(Web page and app entries)
__________

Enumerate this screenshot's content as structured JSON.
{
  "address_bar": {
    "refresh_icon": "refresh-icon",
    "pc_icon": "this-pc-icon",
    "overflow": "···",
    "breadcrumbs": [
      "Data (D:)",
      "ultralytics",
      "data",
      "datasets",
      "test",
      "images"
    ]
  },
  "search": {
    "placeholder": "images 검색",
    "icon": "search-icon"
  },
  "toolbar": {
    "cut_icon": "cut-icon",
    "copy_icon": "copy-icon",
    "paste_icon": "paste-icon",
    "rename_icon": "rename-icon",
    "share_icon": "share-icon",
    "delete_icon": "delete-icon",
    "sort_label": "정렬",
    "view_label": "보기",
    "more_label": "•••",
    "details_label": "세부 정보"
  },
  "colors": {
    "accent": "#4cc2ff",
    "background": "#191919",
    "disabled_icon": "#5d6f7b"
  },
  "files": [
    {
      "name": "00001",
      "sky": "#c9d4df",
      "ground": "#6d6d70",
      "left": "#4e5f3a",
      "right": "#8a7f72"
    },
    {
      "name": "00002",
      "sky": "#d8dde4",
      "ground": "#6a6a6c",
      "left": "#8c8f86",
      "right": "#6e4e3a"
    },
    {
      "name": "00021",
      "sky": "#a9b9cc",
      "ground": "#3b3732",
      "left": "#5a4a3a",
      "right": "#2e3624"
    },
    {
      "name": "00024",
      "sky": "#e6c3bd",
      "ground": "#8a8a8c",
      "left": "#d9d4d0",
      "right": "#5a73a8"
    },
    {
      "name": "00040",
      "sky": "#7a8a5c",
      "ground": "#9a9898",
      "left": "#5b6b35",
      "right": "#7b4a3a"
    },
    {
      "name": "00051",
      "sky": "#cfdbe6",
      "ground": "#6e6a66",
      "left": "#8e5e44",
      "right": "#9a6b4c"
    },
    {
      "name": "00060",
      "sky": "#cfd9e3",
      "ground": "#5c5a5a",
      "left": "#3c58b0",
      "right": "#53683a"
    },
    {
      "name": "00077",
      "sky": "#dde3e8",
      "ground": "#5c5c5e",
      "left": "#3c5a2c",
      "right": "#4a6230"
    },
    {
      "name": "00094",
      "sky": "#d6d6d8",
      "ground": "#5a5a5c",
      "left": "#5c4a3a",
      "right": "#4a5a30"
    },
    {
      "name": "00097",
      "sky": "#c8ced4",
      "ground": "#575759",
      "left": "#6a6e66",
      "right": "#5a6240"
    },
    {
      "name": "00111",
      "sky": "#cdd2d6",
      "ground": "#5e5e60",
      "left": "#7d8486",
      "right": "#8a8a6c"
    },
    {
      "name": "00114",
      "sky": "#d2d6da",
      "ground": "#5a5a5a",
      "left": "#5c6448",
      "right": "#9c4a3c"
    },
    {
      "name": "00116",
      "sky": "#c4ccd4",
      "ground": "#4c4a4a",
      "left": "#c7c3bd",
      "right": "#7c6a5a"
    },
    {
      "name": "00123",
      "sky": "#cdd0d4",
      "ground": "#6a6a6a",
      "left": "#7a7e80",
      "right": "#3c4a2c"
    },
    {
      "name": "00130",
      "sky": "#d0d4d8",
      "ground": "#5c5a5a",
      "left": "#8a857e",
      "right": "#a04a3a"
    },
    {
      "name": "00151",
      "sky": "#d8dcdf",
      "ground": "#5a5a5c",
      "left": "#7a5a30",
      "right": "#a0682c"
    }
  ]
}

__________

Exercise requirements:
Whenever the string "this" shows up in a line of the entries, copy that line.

Solution:
Enumerate this screenshot's content as structured JSON.
    "pc_icon": "this-pc-icon",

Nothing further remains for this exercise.